--- Directions for this task ---
Each line of the records below that contains "JSON" needs to be copied.

--- Data for analysis ---
☆ ☆ ☆ ☆ ☆ ☆ ☆

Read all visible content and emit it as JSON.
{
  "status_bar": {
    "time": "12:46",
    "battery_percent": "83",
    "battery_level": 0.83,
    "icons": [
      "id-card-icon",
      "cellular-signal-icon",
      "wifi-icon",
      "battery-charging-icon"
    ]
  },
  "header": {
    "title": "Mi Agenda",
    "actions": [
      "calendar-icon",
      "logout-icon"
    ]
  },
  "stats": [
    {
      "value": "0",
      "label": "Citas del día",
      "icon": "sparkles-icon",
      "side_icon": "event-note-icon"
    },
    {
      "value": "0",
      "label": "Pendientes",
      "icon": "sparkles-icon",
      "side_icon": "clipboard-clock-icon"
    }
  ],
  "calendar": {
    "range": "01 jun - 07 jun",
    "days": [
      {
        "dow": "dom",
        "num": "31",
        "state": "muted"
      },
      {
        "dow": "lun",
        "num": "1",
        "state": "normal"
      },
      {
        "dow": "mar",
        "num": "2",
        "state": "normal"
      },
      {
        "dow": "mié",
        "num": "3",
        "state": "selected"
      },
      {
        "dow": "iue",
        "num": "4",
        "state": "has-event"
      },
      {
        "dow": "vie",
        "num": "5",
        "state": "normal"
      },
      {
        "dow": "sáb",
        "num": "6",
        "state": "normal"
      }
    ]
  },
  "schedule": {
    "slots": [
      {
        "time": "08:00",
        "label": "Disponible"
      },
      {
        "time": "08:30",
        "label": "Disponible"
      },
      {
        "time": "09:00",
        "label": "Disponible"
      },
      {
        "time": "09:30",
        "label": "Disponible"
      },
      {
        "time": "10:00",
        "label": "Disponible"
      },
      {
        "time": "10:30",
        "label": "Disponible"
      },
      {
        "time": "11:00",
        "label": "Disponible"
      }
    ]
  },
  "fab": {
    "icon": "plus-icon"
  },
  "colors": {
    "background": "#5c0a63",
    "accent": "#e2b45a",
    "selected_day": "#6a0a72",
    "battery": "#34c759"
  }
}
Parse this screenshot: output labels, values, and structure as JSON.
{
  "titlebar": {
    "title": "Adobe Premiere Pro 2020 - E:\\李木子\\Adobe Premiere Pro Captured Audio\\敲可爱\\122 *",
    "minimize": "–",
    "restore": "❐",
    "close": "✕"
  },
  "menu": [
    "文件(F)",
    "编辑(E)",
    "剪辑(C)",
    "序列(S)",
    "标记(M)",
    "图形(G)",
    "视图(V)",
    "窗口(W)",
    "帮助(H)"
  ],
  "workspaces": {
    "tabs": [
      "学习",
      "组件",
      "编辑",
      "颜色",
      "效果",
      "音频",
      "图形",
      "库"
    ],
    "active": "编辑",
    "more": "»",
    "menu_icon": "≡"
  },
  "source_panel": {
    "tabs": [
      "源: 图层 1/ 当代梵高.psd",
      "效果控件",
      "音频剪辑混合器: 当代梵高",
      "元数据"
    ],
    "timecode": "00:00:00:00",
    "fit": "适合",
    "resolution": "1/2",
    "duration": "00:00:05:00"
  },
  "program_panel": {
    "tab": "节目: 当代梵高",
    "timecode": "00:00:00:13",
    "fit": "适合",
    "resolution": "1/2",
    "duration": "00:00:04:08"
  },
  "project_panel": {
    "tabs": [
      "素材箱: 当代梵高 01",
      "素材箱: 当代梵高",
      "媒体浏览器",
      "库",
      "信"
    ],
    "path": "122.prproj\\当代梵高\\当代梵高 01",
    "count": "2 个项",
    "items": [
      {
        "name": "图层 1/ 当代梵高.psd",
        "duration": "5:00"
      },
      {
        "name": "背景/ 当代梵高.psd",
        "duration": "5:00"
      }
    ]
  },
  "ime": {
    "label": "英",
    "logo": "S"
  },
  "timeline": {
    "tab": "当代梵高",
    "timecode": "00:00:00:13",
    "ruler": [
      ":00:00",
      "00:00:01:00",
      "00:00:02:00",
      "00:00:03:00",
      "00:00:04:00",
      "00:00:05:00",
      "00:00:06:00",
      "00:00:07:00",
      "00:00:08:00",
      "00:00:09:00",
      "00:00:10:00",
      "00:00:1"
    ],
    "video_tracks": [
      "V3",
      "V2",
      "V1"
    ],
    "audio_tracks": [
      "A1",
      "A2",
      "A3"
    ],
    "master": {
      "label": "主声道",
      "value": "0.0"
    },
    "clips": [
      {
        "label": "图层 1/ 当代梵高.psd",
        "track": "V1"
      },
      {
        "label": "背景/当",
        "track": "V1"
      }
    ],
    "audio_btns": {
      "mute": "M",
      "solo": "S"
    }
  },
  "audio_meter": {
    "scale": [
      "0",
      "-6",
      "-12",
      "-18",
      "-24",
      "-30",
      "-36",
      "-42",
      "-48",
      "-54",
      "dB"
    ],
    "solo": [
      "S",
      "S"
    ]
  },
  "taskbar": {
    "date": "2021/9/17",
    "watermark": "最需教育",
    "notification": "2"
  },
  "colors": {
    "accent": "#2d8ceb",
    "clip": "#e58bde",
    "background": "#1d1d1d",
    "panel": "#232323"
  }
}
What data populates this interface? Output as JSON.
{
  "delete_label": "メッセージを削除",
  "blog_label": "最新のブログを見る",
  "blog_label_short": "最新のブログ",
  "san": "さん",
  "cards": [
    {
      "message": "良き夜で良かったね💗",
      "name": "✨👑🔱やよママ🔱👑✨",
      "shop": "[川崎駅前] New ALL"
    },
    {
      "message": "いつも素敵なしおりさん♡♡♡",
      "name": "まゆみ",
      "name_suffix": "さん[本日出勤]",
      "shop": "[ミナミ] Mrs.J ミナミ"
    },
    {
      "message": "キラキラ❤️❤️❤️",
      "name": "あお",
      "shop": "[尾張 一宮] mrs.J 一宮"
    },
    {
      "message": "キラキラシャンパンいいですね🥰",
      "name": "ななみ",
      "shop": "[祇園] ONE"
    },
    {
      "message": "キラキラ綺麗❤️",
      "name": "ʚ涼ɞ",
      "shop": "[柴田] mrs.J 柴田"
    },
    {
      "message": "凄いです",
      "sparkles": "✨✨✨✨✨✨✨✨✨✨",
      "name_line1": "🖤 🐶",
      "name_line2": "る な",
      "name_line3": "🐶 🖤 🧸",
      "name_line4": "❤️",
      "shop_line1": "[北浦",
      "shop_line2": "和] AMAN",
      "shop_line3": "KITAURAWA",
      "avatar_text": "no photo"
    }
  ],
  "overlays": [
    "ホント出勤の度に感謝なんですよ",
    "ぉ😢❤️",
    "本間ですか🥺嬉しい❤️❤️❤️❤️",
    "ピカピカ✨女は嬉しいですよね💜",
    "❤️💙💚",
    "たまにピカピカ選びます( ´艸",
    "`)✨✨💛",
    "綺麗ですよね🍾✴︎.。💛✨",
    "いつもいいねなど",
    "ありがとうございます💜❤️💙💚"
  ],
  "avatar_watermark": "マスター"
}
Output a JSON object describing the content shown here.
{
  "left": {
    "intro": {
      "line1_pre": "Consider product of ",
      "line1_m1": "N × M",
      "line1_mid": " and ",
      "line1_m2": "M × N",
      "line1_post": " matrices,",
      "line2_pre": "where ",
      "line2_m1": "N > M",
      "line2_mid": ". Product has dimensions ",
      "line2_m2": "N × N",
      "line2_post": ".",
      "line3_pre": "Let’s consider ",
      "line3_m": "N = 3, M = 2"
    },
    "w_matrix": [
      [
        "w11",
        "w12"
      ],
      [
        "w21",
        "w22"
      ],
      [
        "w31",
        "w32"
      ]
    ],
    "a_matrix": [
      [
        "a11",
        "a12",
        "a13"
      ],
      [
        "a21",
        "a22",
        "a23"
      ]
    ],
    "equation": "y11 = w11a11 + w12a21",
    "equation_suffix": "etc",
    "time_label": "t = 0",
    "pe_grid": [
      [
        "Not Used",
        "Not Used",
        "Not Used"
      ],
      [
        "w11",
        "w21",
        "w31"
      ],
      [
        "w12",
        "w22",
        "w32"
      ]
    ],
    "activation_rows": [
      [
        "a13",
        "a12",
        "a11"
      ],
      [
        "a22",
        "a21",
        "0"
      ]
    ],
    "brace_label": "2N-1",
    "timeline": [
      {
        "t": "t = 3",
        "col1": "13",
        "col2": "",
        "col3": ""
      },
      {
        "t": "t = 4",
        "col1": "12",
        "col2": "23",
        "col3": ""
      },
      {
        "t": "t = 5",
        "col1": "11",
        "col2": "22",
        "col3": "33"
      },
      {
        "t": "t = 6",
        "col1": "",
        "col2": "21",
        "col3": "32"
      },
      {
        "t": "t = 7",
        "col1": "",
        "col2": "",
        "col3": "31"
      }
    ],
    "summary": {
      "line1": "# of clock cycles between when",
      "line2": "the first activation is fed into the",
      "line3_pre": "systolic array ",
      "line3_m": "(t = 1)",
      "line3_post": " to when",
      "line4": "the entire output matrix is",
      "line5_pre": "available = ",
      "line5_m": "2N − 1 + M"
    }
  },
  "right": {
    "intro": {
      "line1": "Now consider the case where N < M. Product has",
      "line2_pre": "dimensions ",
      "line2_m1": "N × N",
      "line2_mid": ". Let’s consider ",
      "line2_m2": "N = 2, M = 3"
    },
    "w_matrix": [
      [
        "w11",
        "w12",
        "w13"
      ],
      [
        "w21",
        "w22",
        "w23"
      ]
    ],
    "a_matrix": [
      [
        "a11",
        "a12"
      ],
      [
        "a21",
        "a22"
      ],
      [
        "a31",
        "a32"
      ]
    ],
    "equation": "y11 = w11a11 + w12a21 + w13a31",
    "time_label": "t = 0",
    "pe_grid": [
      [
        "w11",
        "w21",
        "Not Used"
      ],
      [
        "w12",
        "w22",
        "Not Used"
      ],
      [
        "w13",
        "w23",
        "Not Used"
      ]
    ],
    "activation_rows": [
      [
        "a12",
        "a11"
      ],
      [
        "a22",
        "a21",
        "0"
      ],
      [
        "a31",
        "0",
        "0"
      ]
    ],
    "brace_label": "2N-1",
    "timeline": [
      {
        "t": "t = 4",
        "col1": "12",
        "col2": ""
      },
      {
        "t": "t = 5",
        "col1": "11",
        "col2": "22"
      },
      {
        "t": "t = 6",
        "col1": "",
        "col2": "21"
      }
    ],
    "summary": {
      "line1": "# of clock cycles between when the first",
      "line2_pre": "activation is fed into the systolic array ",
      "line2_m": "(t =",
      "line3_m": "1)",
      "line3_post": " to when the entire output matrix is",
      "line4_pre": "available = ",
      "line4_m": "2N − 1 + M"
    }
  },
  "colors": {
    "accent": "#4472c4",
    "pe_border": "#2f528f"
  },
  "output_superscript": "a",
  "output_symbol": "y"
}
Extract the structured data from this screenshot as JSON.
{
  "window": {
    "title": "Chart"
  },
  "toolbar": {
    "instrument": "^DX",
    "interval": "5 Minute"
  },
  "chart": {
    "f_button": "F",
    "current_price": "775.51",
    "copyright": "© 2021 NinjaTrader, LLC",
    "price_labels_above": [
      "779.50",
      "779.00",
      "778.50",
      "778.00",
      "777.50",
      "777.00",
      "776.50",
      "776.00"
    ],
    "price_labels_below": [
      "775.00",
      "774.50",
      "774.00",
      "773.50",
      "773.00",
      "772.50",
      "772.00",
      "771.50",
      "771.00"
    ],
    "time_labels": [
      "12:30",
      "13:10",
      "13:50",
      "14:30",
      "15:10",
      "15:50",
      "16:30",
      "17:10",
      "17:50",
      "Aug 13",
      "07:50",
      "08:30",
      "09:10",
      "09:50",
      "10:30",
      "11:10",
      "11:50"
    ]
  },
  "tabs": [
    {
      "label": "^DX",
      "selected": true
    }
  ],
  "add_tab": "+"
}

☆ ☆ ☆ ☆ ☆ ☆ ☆

--- Written answer ---
Read all visible content and emit it as JSON.
Parse this screenshot: output labels, values, and structure as JSON.
What data populates this interface? Output as JSON.
Output a JSON object describing the content shown here.
Extract the structured data from this screenshot as JSON.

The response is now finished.